In my last post we talked about the lack of national identity in 19th-century Finland, resulting in the population’s pride in Sibelius’ nationalistic Finlandia. A similar pride developed in Spain during the 20th century following the premiere of Joaquín Rodrigo’s Concierto de Aranjuez. The work was first performed in 1940, not long after the end of the Spanish Civil War. Inspired by Spanish classical and folk music, art, and literature, the piece is exactly what Spain needed to hold onto a sense of national pride.
Joaquín Rodigo was blind from the age of three yet showed musical talent early on, studying with the famous composer Paul Dukas. Rodrigo had a strong interest in the classical guitar, at least 6 of his 13 concertos involving the instrument. Aiming to create a Spanish ambiance in his music, the Concierto de Aranjuez references the flamenco style and Spanish folksong. Rodrigo noted that the piece was named for the royal palace located between Madrid and Toledo. Describing the concerto, Rodrigo once commented, “It should sound like the hidden breeze that stirs the treetops in the parks, as strong as a butterfly, as dainty as a [a classic pass in bullfighting].”
Below you can listen to the Adagio from this concerto.

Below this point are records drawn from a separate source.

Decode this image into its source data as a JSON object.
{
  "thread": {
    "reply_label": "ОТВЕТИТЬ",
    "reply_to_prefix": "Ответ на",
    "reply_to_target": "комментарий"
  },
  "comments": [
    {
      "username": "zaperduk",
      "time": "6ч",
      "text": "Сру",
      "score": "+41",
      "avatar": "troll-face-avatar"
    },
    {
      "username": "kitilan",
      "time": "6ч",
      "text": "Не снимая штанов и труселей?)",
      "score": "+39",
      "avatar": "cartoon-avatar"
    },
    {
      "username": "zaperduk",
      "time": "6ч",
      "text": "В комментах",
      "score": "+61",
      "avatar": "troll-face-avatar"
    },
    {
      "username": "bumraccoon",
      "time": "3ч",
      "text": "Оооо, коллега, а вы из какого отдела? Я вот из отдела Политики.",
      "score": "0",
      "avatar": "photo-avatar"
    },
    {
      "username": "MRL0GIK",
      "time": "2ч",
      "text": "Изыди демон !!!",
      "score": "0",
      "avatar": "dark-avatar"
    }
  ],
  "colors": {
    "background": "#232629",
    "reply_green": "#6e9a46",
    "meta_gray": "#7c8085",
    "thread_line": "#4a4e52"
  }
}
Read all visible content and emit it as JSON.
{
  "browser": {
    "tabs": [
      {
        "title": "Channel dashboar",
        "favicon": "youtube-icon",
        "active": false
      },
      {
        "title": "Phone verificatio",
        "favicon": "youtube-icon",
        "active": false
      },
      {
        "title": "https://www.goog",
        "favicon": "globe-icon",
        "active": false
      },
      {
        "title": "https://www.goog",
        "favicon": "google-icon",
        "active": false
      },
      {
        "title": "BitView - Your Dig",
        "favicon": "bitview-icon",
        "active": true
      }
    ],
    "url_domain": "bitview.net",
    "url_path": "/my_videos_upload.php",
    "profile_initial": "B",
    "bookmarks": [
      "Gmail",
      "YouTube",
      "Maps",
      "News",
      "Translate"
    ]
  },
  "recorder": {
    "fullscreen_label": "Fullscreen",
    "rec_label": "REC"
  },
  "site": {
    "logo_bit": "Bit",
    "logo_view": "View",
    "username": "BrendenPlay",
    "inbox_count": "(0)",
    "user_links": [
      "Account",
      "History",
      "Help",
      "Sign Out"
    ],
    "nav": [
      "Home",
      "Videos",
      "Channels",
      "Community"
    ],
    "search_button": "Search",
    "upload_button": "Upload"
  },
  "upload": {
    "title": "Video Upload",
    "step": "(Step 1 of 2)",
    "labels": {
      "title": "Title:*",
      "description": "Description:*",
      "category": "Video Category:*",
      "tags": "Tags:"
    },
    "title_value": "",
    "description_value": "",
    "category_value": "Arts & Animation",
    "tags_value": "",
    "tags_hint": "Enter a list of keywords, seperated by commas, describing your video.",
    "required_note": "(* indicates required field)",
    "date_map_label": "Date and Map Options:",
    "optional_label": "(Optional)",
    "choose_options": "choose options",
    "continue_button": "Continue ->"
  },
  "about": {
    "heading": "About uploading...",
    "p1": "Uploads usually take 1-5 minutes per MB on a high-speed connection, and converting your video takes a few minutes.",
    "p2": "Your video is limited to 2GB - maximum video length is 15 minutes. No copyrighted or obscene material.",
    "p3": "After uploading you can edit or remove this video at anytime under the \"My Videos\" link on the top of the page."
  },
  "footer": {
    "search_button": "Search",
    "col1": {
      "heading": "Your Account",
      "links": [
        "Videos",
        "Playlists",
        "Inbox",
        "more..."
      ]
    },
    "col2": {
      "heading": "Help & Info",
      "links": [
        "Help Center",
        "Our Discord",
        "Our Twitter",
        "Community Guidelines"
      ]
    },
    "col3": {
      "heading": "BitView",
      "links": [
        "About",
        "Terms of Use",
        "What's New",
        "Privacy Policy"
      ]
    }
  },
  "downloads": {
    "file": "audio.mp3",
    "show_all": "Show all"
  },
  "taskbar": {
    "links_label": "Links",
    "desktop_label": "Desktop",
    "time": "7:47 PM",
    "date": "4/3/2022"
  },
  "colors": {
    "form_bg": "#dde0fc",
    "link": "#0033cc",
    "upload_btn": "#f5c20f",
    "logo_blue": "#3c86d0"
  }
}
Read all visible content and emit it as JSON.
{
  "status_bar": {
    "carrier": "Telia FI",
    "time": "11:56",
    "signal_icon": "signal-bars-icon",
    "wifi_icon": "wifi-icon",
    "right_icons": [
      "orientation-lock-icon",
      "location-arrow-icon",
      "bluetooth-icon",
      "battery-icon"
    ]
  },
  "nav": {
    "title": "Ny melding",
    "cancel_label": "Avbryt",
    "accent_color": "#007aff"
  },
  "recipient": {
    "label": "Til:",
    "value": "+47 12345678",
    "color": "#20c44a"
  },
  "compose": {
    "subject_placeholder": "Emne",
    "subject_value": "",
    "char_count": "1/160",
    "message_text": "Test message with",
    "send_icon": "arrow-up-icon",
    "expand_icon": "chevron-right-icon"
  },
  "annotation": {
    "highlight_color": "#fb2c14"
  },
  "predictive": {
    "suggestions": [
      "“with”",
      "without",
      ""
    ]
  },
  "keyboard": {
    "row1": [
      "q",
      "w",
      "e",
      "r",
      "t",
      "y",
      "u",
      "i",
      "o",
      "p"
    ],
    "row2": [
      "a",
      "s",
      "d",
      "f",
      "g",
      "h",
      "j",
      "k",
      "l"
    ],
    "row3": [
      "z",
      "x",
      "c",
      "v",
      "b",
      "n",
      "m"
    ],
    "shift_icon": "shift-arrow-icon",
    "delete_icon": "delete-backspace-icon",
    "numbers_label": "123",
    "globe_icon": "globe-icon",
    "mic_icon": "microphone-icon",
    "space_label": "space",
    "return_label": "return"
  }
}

This movement is known as one of the most-recognized guitar melodies in history. Take note of the beautiful lyricism used in this work. Perhaps the piece became instantly popular following its premiere because it evokes a romanticized idea of how the composer viewed his country rather than the difficult reality they had just experienced during a civil war? What do you think?